** Opening Records for this exercise block **
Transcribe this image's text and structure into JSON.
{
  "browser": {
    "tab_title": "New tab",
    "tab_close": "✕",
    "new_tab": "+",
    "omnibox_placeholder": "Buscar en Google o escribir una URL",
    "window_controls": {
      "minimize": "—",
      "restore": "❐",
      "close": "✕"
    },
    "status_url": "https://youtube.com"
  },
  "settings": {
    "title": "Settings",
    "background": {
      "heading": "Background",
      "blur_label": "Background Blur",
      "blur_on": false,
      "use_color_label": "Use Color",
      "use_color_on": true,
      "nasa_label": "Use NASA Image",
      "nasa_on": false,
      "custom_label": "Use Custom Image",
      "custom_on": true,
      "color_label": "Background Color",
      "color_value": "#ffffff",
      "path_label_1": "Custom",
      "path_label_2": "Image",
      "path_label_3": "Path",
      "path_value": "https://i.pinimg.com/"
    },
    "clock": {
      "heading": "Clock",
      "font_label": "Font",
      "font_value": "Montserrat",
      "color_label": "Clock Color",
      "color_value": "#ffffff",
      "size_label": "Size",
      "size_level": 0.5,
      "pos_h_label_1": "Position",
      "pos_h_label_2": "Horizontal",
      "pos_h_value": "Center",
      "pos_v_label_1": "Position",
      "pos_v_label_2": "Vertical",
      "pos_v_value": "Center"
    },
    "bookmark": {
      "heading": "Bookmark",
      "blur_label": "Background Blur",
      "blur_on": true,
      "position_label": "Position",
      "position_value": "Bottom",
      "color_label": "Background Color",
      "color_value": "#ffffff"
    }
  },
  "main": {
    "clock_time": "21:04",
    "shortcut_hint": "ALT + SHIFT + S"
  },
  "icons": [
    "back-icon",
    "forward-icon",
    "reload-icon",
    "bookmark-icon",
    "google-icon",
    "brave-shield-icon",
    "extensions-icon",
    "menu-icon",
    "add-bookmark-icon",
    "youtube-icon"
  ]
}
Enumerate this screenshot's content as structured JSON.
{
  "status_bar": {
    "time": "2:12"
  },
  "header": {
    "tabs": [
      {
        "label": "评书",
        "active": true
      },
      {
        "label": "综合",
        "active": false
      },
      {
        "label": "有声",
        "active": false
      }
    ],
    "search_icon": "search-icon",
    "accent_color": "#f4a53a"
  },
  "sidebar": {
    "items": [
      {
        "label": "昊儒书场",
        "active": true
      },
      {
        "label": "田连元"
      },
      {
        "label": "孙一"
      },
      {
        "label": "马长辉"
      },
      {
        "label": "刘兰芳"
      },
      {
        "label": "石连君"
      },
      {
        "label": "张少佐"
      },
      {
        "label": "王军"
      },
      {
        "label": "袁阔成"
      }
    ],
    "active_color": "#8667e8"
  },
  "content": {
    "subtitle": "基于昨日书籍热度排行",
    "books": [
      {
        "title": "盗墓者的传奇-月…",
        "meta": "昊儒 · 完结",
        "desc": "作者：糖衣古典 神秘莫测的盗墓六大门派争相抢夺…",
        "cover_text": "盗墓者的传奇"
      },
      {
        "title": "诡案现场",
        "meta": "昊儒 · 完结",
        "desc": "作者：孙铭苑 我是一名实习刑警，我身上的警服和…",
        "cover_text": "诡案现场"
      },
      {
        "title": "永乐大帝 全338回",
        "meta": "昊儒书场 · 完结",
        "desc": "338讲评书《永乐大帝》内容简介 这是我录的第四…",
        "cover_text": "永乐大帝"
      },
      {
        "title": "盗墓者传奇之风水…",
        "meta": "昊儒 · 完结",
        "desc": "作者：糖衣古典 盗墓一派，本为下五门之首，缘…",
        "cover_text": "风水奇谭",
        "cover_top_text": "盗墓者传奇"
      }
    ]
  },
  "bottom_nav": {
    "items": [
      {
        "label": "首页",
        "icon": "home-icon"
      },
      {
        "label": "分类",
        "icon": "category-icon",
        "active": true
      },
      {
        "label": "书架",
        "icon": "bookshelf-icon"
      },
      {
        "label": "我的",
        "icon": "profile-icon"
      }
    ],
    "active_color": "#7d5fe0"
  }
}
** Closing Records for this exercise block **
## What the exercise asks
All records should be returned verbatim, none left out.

## Output for this task
Transcribe this image's text and structure into JSON.
{
  "browser": {
    "tab_title": "New tab",
    "tab_close": "✕",
    "new_tab": "+",
    "omnibox_placeholder": "Buscar en Google o escribir una URL",
    "window_controls": {
      "minimize": "—",
      "restore": "❐",
      "close": "✕"
    },
    "status_url": "https://youtube.com"
  },
  "settings": {
    "title": "Settings",
    "background": {
      "heading": "Background",
      "blur_label": "Background Blur",
      "blur_on": false,
      "use_color_label": "Use Color",
      "use_color_on": true,
      "nasa_label": "Use NASA Image",
      "nasa_on": false,
      "custom_label": "Use Custom Image",
      "custom_on": true,
      "color_label": "Background Color",
      "color_value": "#ffffff",
      "path_label_1": "Custom",
      "path_label_2": "Image",
      "path_label_3": "Path",
      "path_value": "https://i.pinimg.com/"
    },
    "clock": {
      "heading": "Clock",
      "font_label": "Font",
      "font_value": "Montserrat",
      "color_label": "Clock Color",
      "color_value": "#ffffff",
      "size_label": "Size",
      "size_level": 0.5,
      "pos_h_label_1": "Position",
      "pos_h_label_2": "Horizontal",
      "pos_h_value": "Center",
      "pos_v_label_1": "Position",
      "pos_v_label_2": "Vertical",
      "pos_v_value": "Center"
    },
    "bookmark": {
      "heading": "Bookmark",
      "blur_label": "Background Blur",
      "blur_on": true,
      "position_label": "Position",
      "position_value": "Bottom",
      "color_label": "Background Color",
      "color_value": "#ffffff"
    }
  },
  "main": {
    "clock_time": "21:04",
    "shortcut_hint": "ALT + SHIFT + S"
  },
  "icons": [
    "back-icon",
    "forward-icon",
    "reload-icon",
    "bookmark-icon",
    "google-icon",
    "brave-shield-icon",
    "extensions-icon",
    "menu-icon",
    "add-bookmark-icon",
    "youtube-icon"
  ]
}
Enumerate this screenshot's content as structured JSON.
{
  "status_bar": {
    "time": "2:12"
  },
  "header": {
    "tabs": [
      {
        "label": "评书",
        "active": true
      },
      {
        "label": "综合",
        "active": false
      },
      {
        "label": "有声",
        "active": false
      }
    ],
    "search_icon": "search-icon",
    "accent_color": "#f4a53a"
  },
  "sidebar": {
    "items": [
      {
        "label": "昊儒书场",
        "active": true
      },
      {
        "label": "田连元"
      },
      {
        "label": "孙一"
      },
      {
        "label": "马长辉"
      },
      {
        "label": "刘兰芳"
      },
      {
        "label": "石连君"
      },
      {
        "label": "张少佐"
      },
      {
        "label": "王军"
      },
      {
        "label": "袁阔成"
      }
    ],
    "active_color": "#8667e8"
  },
  "content": {
    "subtitle": "基于昨日书籍热度排行",
    "books": [
      {
        "title": "盗墓者的传奇-月…",
        "meta": "昊儒 · 完结",
        "desc": "作者：糖衣古典 神秘莫测的盗墓六大门派争相抢夺…",
        "cover_text": "盗墓者的传奇"
      },
      {
        "title": "诡案现场",
        "meta": "昊儒 · 完结",
        "desc": "作者：孙铭苑 我是一名实习刑警，我身上的警服和…",
        "cover_text": "诡案现场"
      },
      {
        "title": "永乐大帝 全338回",
        "meta": "昊儒书场 · 完结",
        "desc": "338讲评书《永乐大帝》内容简介 这是我录的第四…",
        "cover_text": "永乐大帝"
      },
      {
        "title": "盗墓者传奇之风水…",
        "meta": "昊儒 · 完结",
        "desc": "作者：糖衣古典 盗墓一派，本为下五门之首，缘…",
        "cover_text": "风水奇谭",
        "cover_top_text": "盗墓者传奇"
      }
    ]
  },
  "bottom_nav": {
    "items": [
      {
        "label": "首页",
        "icon": "home-icon"
      },
      {
        "label": "分类",
        "icon": "category-icon",
        "active": true
      },
      {
        "label": "书架",
        "icon": "bookshelf-icon"
      },
      {
        "label": "我的",
        "icon": "profile-icon"
      }
    ],
    "active_color": "#7d5fe0"
  }
}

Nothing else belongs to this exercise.